Perspectives from 22 countries on aspects of the legal environment for selection are presented in this article. Issues addressed include (a) whether there are racial/ethnic/religious subgroups viewed as “disadvantaged,” (b) whether research documents mean differences between groups on individual difference measures relevant to job performance, (c) whether there are laws prohibiting discrimination against specific groups, (d) the evidence required to make and refute a claim of discrimination, (e) the consequences of violation of the laws, (f) whether particular selection methods are limited or banned, (g) whether preferential treatment of members of disadvantaged groups is permitted, and (h) whether the practice of industrial and organizational psychology has been affected by the legal environment.
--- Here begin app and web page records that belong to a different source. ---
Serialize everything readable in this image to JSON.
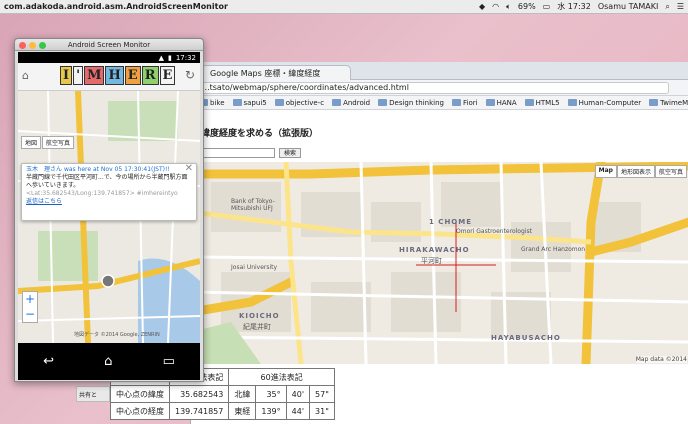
{
  "menubar": {
    "app_title": "com.adakoda.android.asm.AndroidScreenMonitor",
    "battery": "69%",
    "clock": "水 17:32",
    "user": "Osamu TAMAKI"
  },
  "monitor": {
    "title": "Android Screen Monitor",
    "phone_time": "17:32",
    "logo_letters": [
      "I",
      "'",
      "M",
      "H",
      "E",
      "R",
      "E"
    ],
    "map_buttons": [
      "地図",
      "航空写真"
    ],
    "popup": {
      "name": "玉木　理さん",
      "meta": "was here at Nov 05 17:30:41(JST)!!",
      "message": "半蔵門線で千代田区平河町...で、今の場所から半蔵門駅方面へ歩いていきます。",
      "coords": "<Lat:35.682543/Long:139.741857> #imhereintyo",
      "reply": "返信はこちら"
    },
    "copyright": "地図データ ©2014 Google, ZENRIN"
  },
  "browser": {
    "tab_title": "Google Maps 座標・緯度経度",
    "url": "...tsato/webmap/sphere/coordinates/advanced.html",
    "bookmarks": [
      "bike",
      "sapui5",
      "objective-c",
      "Android",
      "Design thinking",
      "Fiori",
      "HANA",
      "HTML5",
      "Human-Computer",
      "TwimeMachine"
    ],
    "page_heading": "緯度経度を求める（拡張版）",
    "search_button": "検索",
    "map_types": [
      "Map",
      "地形図表示",
      "航空写真"
    ],
    "map_copyright": "Map data ©2014",
    "map_labels": {
      "district_hirakawa": "HIRAKAWACHO",
      "district_hirakawa_jp": "平河町",
      "district_kioicho": "KIOICHO",
      "district_kioicho_jp": "紀尾井町",
      "district_hayabusa": "HAYABUSACHO",
      "district_1chome": "1 CHOME",
      "bank": "Bank of Tokyo-Mitsubishi UFJ",
      "school": "Josai University",
      "restaurant": "Omori Gastroenterologist",
      "hotel": "Grand Arc Hanzomon"
    }
  },
  "table": {
    "header_left": "十進法表記",
    "header_right": "60進法表記",
    "rows": [
      {
        "label": "中心点の緯度",
        "decimal": "35.682543",
        "dir": "北緯",
        "deg": "35°",
        "min": "40'",
        "sec": "57\""
      },
      {
        "label": "中心点の経度",
        "decimal": "139.741857",
        "dir": "東経",
        "deg": "139°",
        "min": "44'",
        "sec": "31\""
      }
    ],
    "stub_text": "共有と"
  }
}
This study estimated the number of HCWs with protective antibody levels 5 and 10 years after HBV vaccination. Kaplan-Meier probabilities of protective levels were 0.95 at 60 days after vaccination, 0.87 at 5 years, and 0.79 at 10 years. Those without protective levels displayed good response 7 and 30 days after a booster